My sense of community and wanting to give back was fostered at Springs and has only increased since then. I’m passionate about women’s rights and advocating for those who don’t often have a voice in our society. For many years now this has been the focus of my studies and spare time.
While at University I was Co-Women’s Rights Officer for the Auckland University Students’ Association, became a board member of the YWCA Auckland and Co-Director of the Equal Justice Project, a pro bono initiative run out of the Auckland Law School. I’ve won awards and been published for papers I wrote about our wāhine and the law, including about the needs of young women offenders and gender in the Aotearoa Youth Justice System, as well as how the law can effectively hold United Nations Peacekeepers to account for committing sexual exploitation against women and girls.

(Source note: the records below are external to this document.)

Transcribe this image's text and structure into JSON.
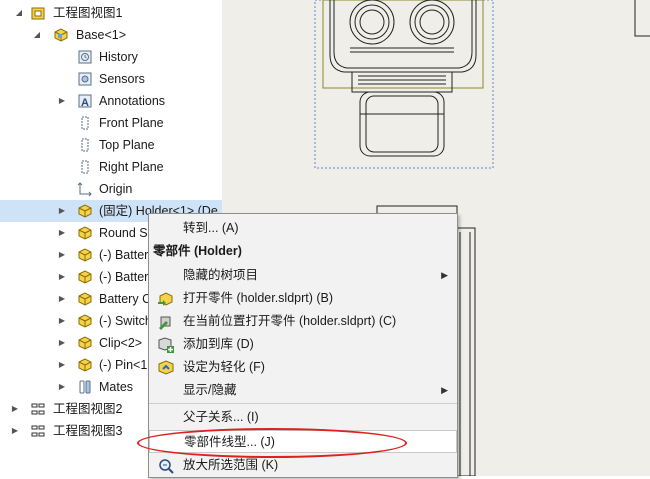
{
  "tree": {
    "drawing_view1": "工程图视图1",
    "base": "Base<1>",
    "history": "History",
    "sensors": "Sensors",
    "annotations": "Annotations",
    "front_plane": "Front Plane",
    "top_plane": "Top Plane",
    "right_plane": "Right Plane",
    "origin": "Origin",
    "holder": "(固定) Holder<1> (De",
    "round": "Round S",
    "batter1": "(-) Batter",
    "batter2": "(-) Batter",
    "battery": "Battery C",
    "switch": "(-) Switch",
    "clip": "Clip<2>",
    "pin": "(-) Pin<1",
    "mates": "Mates",
    "drawing_view2": "工程图视图2",
    "drawing_view3": "工程图视图3"
  },
  "menu": {
    "goto": "转到... (A)",
    "component_header": "零部件 (Holder)",
    "hide_tree_items": "隐藏的树项目",
    "open_part": "打开零件 (holder.sldprt) (B)",
    "open_in_place": "在当前位置打开零件 (holder.sldprt) (C)",
    "add_to_library": "添加到库 (D)",
    "set_lightweight": "设定为轻化 (F)",
    "show_hide": "显示/隐藏",
    "parent_child": "父子关系... (I)",
    "component_line_font": "零部件线型... (J)",
    "zoom_to_selection": "放大所选范围 (K)"
  },
  "colors": {
    "highlight_oval": "#e02020",
    "selection": "#cfe3f8",
    "canvas": "#efeee8"
  }
}
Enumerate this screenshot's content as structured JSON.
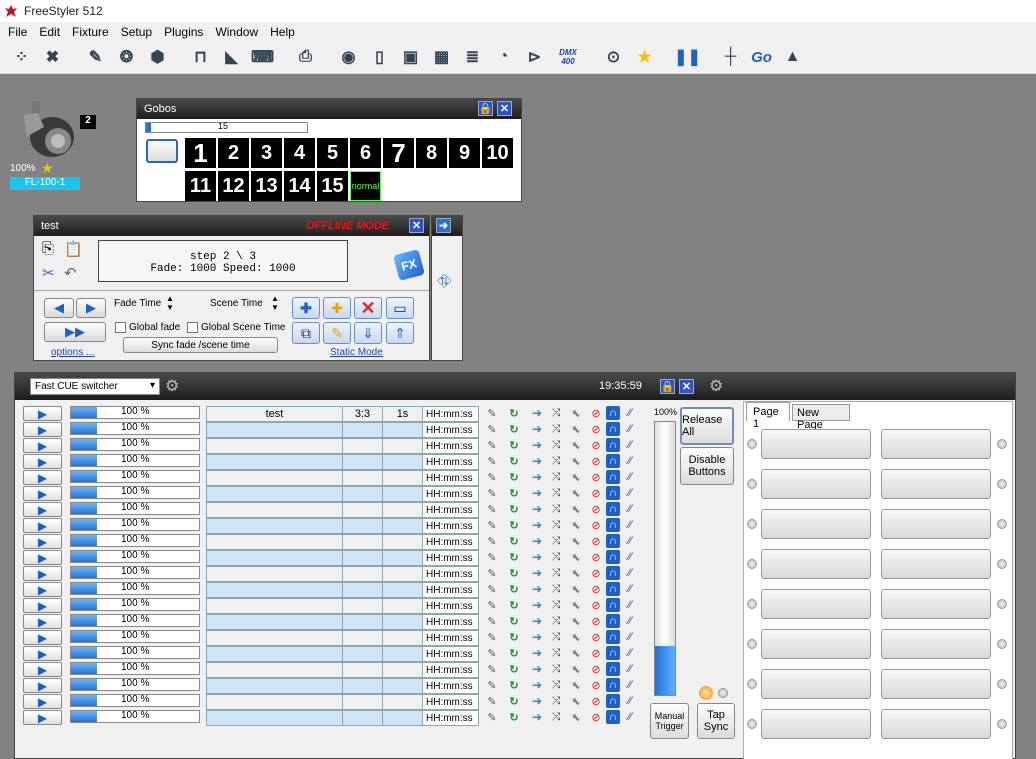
{
  "app": {
    "title": "FreeStyler 512"
  },
  "menu": [
    "File",
    "Edit",
    "Fixture",
    "Setup",
    "Plugins",
    "Window",
    "Help"
  ],
  "toolbar": {
    "icons": [
      "fixtures-icon",
      "fixture-select-icon",
      "wand-icon",
      "gobo-wheel-icon",
      "shutter-icon",
      "truss-icon",
      "ramp-icon",
      "keyboard-icon",
      "printer-icon",
      "3d-icon",
      "new-doc-icon",
      "cue-icon",
      "submaster-icon",
      "mixer-icon",
      "speaker-icon",
      "horn-icon",
      "dmx-icon",
      "mouse-icon",
      "star-icon",
      "pause-icon",
      "fader-icon",
      "go-icon",
      "blackout-icon"
    ],
    "dmx_label": "DMX 400",
    "go_label": "Go"
  },
  "fixture": {
    "number": "2",
    "percent": "100%",
    "name": "FL-100-1"
  },
  "gobos": {
    "title": "Gobos",
    "slider_value": "15",
    "slider_level": 0.03,
    "items": [
      "1",
      "2",
      "3",
      "4",
      "5",
      "6",
      "7",
      "8",
      "9",
      "10",
      "11",
      "12",
      "13",
      "14",
      "15",
      "normal"
    ]
  },
  "test": {
    "title": "test",
    "offline": "OFFLINE MODE",
    "display_line1": "step 2 \\ 3",
    "display_line2": "Fade: 1000  Speed: 1000",
    "fx_label": "FX",
    "fade_time": "Fade Time",
    "scene_time": "Scene Time",
    "global_fade": "Global fade",
    "global_scene": "Global Scene Time",
    "sync": "Sync fade /scene time",
    "options": "options ...",
    "static_mode": "Static Mode"
  },
  "cue": {
    "switcher": "Fast CUE switcher",
    "clock": "19:35:59",
    "release": "Release All",
    "disable": "Disable Buttons",
    "master_pct": "100%",
    "master_level": 0.18,
    "manual": "Manual Trigger",
    "tap": "Tap Sync",
    "pages": [
      "Page 1",
      "New Page"
    ],
    "row_pct": "100 %",
    "row_level": 0.2,
    "time_placeholder": "HH:mm:ss",
    "first_row": {
      "name": "test",
      "step": "3:3",
      "fade": "1s"
    }
  }
}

Since leaving University, I have co-founded New Zealand’s first legal academic journal about gender and women’s issues: the New Zealand Women’s Law Journal – Te Aho Kawe Kaupapa Ture a ngā Wāhine. My friend, Ana Lenard, and I felt that lawyers were not doing enough to advocate for the women in our communities and our profession. We wanted to bring these issues to the fore as well as create a supportive network for female lawyers. I was a Co-Editor in Chief from June 2016 to January 2019 and continue to be a Trustee of the Journal.
Through this role, I’ve been lucky enough to have numerous other opportunities that I wouldn’t have had otherwise. In 2018 I attended the United Nations Commission on the Status of Women with the Aotearoa Youth Leadership Institute and got to spend two weeks at the UN talking about women’s rights with women from all over the world (see the picture above!). I’ve been part of numerous conversations about #MeToo and culture change in the legal profession, including a solutions-based project trying to capture ideas for change: Gender in the Legal Profession. In late last year I was also appointed to the New Zealand Law Society’s Culture Change Taskforce, which is a group of practitioners from all over Aotearoa who are trying to create and drive systemic culture change in the profession. It’s certainly been a busy few years for me since I finished school!

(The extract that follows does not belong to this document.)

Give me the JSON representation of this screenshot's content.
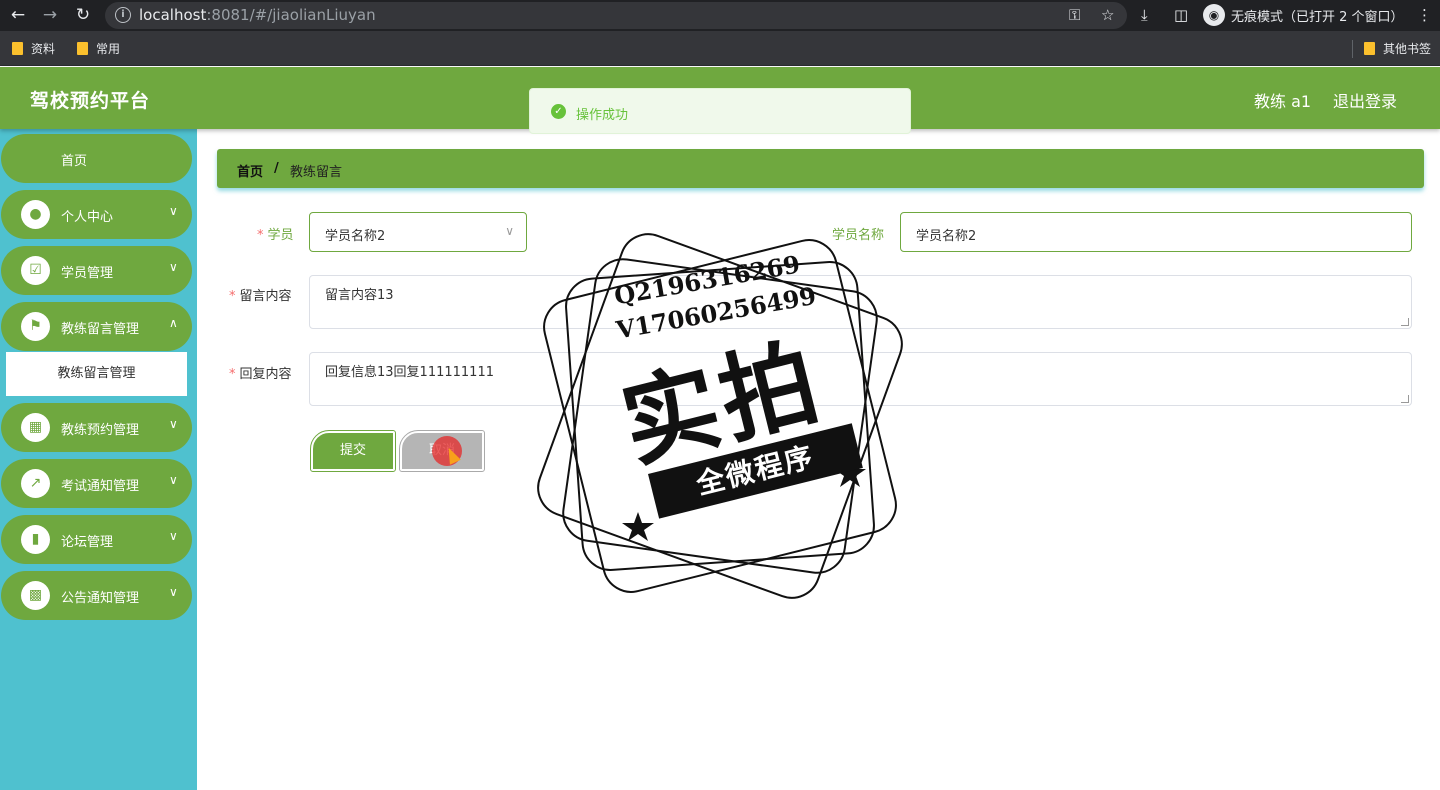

I’m not sure where to next, but I’d like to have a job that incorporates my passion for women’s rights, law and policy – who knows if that even exists yet!
My roots will always strongly lie at Springs and I often think back fondly on my years there. Whether it was nattering outside D block, performing at TAPAC, running around on the netball courts, being part of the Student Leadership team, or sitting editing movies in the media studies rooms. I am grateful for all of the teachers who believed in me and challenged me to do better. I made some of my best friends at Springs, and even found a fiancée out of it! But, I’m mostly grateful for the values the School instilled in me and the confidence it gave me to pursue my passions.